____ MATERIAL SHOWN
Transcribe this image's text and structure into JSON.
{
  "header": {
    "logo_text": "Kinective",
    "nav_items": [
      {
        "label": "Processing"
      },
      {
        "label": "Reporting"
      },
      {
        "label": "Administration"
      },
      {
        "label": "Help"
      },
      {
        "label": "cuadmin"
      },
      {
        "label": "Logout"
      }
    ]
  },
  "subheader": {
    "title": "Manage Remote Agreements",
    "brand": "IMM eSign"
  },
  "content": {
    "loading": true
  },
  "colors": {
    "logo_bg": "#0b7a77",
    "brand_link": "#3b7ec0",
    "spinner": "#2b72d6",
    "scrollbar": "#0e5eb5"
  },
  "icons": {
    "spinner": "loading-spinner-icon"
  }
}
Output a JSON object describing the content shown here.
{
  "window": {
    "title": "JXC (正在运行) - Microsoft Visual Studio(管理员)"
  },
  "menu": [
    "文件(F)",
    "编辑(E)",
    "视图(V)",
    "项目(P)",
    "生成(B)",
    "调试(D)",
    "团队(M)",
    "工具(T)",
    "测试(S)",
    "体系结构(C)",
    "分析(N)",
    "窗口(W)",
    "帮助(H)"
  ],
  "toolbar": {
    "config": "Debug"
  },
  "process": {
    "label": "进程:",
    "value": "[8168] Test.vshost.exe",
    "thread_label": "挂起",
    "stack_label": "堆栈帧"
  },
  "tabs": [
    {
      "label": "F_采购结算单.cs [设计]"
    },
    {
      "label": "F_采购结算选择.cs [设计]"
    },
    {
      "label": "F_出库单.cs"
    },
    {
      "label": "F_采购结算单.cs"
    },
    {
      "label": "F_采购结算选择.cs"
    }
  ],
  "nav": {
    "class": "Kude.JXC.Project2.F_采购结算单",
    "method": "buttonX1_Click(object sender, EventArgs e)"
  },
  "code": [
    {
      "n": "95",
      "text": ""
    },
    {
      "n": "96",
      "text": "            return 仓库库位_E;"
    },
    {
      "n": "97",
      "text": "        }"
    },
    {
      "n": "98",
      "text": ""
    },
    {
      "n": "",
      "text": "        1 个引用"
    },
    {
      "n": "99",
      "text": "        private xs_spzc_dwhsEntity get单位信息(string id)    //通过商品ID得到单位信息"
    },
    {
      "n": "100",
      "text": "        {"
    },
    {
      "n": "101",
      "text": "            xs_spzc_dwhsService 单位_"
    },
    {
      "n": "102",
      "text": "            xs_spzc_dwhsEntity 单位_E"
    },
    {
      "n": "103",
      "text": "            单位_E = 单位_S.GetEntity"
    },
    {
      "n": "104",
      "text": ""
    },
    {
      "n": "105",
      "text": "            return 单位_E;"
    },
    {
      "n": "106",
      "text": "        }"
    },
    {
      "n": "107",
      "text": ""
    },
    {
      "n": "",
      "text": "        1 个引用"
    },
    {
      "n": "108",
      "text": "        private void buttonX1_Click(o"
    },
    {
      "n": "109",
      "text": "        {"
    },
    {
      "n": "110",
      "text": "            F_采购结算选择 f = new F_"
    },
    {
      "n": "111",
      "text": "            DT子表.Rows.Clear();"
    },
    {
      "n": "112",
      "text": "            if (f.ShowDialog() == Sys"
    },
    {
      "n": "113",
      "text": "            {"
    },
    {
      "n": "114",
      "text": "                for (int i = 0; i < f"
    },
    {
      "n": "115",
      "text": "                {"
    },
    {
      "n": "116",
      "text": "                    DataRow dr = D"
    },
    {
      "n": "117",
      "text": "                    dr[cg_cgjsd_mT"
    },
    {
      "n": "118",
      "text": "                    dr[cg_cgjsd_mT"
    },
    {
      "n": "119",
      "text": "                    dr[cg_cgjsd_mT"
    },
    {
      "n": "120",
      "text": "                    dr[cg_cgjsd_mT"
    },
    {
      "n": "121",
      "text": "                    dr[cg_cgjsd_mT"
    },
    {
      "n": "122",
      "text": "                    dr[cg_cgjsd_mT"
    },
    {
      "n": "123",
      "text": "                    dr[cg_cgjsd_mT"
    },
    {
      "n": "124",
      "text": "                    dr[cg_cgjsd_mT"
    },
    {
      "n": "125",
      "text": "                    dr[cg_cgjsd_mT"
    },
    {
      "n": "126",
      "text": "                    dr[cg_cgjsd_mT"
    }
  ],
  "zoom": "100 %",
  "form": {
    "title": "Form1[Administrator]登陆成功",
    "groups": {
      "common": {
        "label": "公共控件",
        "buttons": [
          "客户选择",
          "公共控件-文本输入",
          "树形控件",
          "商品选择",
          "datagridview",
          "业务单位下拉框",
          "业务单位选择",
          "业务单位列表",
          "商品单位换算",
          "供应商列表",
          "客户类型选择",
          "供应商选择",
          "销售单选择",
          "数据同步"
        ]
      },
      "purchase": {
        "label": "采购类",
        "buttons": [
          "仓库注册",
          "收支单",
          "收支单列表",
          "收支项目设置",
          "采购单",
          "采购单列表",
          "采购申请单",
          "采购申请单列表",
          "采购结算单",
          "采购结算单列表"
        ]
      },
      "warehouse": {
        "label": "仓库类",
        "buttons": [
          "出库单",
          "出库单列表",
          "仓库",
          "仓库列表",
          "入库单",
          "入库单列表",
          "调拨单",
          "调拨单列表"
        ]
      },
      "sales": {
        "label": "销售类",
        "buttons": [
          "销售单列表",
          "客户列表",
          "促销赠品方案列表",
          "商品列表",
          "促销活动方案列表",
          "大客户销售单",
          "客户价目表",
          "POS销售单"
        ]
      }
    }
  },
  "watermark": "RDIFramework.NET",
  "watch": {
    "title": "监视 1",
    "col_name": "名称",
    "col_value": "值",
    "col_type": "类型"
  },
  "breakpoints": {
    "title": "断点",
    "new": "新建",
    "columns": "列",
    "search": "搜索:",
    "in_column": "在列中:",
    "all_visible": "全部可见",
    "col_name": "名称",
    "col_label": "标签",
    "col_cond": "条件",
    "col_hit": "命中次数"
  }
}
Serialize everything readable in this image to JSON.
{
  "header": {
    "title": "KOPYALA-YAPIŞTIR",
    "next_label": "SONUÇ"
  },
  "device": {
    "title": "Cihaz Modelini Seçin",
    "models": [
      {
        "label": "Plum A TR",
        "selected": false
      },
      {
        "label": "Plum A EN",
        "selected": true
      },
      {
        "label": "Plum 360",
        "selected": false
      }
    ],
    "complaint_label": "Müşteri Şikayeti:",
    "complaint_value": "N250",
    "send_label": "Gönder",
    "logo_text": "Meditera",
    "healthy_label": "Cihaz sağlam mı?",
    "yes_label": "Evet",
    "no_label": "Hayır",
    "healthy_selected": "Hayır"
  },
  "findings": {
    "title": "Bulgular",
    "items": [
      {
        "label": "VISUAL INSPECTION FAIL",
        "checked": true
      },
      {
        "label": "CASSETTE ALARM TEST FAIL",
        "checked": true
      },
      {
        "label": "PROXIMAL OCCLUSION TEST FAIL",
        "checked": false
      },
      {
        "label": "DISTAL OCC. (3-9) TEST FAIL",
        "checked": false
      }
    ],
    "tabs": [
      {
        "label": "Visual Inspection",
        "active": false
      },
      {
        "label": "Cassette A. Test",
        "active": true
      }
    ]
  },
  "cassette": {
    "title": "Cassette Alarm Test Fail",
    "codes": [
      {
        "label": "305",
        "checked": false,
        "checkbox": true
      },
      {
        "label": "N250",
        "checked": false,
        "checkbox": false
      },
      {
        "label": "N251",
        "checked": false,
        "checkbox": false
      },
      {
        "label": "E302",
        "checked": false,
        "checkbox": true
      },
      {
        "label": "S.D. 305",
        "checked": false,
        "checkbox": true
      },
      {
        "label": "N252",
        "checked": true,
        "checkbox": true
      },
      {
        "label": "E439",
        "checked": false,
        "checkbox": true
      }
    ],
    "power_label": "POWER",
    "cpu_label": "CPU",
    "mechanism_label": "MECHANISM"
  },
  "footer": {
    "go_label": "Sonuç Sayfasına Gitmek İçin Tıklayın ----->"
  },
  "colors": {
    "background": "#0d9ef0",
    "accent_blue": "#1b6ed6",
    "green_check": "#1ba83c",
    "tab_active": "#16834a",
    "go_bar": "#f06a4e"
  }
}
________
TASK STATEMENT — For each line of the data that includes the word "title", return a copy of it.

EXPECTED ANSWER —
    "title": "Manage Remote Agreements",
    "title": "JXC (正在运行) - Microsoft Visual Studio(管理员)"
    "title": "Form1[Administrator]登陆成功",
    "title": "监视 1",
    "title": "断点",
    "title": "KOPYALA-YAPIŞTIR",
    "title": "Cihaz Modelini Seçin",
    "title": "Bulgular",
    "title": "Cassette Alarm Test Fail",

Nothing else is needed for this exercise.